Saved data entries
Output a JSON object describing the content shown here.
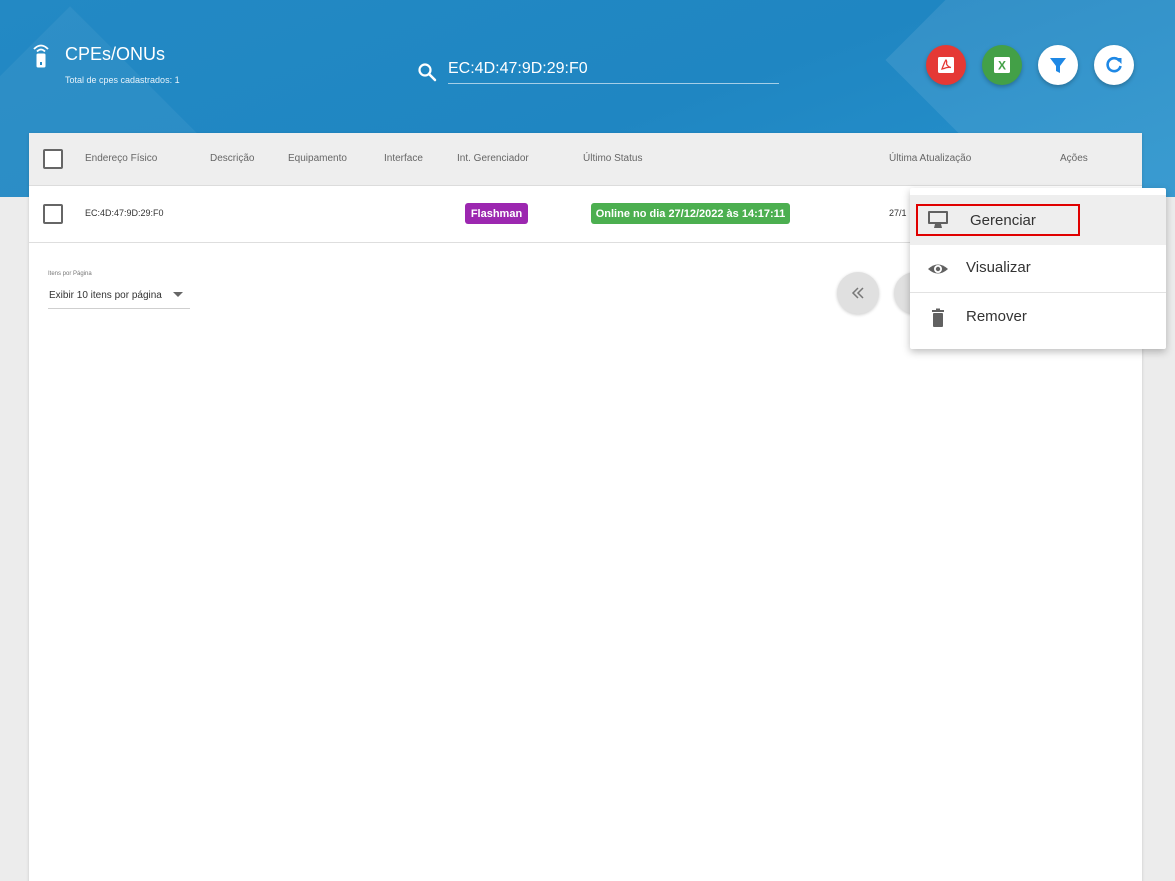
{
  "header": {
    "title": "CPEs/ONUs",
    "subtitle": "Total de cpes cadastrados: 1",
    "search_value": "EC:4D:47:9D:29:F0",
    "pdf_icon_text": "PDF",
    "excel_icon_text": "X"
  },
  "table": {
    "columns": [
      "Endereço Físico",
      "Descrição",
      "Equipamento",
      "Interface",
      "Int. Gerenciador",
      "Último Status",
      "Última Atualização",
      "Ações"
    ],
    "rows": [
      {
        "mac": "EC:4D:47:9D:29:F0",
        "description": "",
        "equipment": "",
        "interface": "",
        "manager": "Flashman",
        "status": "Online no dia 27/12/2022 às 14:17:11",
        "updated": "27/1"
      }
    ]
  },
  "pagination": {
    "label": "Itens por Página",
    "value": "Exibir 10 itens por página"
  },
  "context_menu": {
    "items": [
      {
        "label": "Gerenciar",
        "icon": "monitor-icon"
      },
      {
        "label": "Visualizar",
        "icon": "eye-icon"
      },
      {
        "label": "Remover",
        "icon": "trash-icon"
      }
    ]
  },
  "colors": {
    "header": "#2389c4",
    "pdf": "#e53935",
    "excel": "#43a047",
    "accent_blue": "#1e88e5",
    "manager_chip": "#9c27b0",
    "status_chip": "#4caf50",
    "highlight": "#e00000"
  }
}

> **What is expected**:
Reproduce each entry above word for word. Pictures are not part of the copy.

> **Task response**:
Output a JSON object describing the content shown here.
{
  "header": {
    "title": "CPEs/ONUs",
    "subtitle": "Total de cpes cadastrados: 1",
    "search_value": "EC:4D:47:9D:29:F0",
    "pdf_icon_text": "PDF",
    "excel_icon_text": "X"
  },
  "table": {
    "columns": [
      "Endereço Físico",
      "Descrição",
      "Equipamento",
      "Interface",
      "Int. Gerenciador",
      "Último Status",
      "Última Atualização",
      "Ações"
    ],
    "rows": [
      {
        "mac": "EC:4D:47:9D:29:F0",
        "description": "",
        "equipment": "",
        "interface": "",
        "manager": "Flashman",
        "status": "Online no dia 27/12/2022 às 14:17:11",
        "updated": "27/1"
      }
    ]
  },
  "pagination": {
    "label": "Itens por Página",
    "value": "Exibir 10 itens por página"
  },
  "context_menu": {
    "items": [
      {
        "label": "Gerenciar",
        "icon": "monitor-icon"
      },
      {
        "label": "Visualizar",
        "icon": "eye-icon"
      },
      {
        "label": "Remover",
        "icon": "trash-icon"
      }
    ]
  },
  "colors": {
    "header": "#2389c4",
    "pdf": "#e53935",
    "excel": "#43a047",
    "accent_blue": "#1e88e5",
    "manager_chip": "#9c27b0",
    "status_chip": "#4caf50",
    "highlight": "#e00000"
  }
}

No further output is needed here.